The primary objective of this website is to provide historical information on Old Woking village and the ancient parish of St Peter’s, Old Woking. There is, however, an item on this page relating to Brookwood (see link below)

Use of this information (other than in respect of images) is permitted provided that such use is for non-commercial purposes and the source acknowledged. The holder of the copyright of each image is shown where known and permission to use images must be sought from the copyright holder concerned.

This website features the village of Old Woking now part of the commuter town of Woking. The village is, however, the original town of Woking. What is now known as Woking only dates from 1838 when the railway came to Woking Common and a rail station was established there. No building in present day Woking is older than Victorian and the Borough planners are busily transforming what remains of Victorian Woking into modern blocks of flats and offices but here and there some historic buildings have managed to survive.

You will mainly find here details of buildings built prior to 1700 most of which but not all are listed. There being no natural stone in this part of Surrey most of these buildings are timber framed but there are a number of brick houses.

The buildings described are not only those in Old Woking Village as the intention is to cover not only the old village but pre-1700 buildings in the original ancient parish of St Peter’s, Old Woking. Up to 1840 or thereabouts the parish stretched up to St John’s and Knaphill and included Sutton with its Tudor Sutton Place.

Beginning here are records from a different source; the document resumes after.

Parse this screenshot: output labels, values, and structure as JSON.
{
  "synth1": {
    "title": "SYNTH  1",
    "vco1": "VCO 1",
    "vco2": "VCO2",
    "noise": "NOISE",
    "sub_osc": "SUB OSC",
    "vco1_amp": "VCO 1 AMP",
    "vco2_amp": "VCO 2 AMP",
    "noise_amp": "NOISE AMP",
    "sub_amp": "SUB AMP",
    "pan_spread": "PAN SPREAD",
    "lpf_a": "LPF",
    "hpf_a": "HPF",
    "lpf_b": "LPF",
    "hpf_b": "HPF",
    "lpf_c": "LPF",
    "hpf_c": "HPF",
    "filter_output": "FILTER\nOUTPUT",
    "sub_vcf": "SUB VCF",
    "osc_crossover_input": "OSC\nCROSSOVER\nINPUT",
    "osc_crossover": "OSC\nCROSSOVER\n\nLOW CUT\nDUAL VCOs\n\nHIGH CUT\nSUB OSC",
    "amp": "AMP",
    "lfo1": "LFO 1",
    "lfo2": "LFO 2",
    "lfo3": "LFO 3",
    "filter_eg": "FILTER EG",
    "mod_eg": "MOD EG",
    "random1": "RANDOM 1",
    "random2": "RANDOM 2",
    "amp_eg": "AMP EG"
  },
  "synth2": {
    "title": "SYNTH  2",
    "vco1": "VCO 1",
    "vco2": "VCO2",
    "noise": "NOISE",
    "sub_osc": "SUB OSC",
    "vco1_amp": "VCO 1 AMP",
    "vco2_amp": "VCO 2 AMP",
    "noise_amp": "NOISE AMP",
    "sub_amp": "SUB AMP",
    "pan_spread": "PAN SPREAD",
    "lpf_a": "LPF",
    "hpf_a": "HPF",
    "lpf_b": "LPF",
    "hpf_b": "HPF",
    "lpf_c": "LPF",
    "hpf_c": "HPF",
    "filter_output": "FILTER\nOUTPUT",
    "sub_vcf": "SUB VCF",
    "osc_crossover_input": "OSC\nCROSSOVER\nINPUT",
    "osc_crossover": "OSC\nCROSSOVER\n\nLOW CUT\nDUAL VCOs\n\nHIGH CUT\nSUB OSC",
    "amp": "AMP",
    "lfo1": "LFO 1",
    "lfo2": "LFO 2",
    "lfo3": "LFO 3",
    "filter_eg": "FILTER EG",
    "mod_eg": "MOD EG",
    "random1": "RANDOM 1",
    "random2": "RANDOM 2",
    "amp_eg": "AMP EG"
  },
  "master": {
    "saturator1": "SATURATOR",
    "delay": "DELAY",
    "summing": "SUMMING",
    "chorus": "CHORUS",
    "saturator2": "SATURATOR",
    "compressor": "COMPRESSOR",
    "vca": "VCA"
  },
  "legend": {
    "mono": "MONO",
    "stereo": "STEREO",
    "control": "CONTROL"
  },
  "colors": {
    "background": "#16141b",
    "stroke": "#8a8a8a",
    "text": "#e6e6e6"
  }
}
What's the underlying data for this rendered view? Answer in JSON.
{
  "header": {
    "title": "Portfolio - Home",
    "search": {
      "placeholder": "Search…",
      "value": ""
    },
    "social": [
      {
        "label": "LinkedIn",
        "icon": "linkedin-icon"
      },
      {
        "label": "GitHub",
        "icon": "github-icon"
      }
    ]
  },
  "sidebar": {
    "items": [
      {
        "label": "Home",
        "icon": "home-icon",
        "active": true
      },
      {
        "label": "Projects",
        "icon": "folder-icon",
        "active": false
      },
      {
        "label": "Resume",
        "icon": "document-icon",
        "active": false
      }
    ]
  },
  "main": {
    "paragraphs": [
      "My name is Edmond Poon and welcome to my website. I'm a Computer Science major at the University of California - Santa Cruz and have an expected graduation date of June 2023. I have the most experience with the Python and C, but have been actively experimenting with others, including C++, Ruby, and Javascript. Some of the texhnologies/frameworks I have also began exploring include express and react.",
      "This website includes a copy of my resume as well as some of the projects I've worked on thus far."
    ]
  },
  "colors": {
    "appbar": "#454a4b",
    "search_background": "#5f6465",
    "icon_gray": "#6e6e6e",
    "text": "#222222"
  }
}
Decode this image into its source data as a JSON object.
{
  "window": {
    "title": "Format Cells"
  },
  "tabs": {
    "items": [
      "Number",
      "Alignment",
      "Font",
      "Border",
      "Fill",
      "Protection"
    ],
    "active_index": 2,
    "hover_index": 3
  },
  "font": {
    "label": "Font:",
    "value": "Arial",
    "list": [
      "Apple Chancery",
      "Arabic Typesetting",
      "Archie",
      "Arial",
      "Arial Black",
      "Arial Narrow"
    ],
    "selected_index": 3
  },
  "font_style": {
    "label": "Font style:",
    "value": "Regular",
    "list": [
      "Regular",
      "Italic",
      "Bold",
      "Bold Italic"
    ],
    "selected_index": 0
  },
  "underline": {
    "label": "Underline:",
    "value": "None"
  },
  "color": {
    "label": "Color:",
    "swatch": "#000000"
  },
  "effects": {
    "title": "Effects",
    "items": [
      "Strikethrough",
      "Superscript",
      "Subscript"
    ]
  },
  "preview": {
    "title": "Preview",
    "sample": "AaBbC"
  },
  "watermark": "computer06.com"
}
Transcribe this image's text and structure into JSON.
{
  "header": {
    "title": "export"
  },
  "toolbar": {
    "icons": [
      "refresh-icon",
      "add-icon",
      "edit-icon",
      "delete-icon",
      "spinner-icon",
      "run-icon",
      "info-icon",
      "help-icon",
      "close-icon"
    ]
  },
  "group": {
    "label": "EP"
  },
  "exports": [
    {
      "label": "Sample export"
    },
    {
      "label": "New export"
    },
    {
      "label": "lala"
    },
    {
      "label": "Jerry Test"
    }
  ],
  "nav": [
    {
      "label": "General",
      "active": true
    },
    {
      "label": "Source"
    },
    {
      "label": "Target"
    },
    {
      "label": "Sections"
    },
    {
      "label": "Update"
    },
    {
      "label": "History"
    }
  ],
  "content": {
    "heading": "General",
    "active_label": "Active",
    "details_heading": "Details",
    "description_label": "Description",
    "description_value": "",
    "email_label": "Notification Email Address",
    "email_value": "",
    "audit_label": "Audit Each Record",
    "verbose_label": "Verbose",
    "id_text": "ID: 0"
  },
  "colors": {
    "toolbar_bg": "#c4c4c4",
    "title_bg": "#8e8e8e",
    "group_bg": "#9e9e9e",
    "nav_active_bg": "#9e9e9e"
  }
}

The other parts of Victorian Woking were in the ancient parishes of Byfleet, Horsell and Perform.

The Menu Bar at the top of this page should be used to find information on St Peter’s church (including its tile collection and the Great Oak Door), early Woking maps, Old Woking houses, the nearby Woking Palace and its Building Accounts and the 1841 census for Woking.

The information regarding Horsell previously available on this site is now to be found on a separate website:


All information provided is also available in downloadable pdf files.



Page last updated 5th February 2015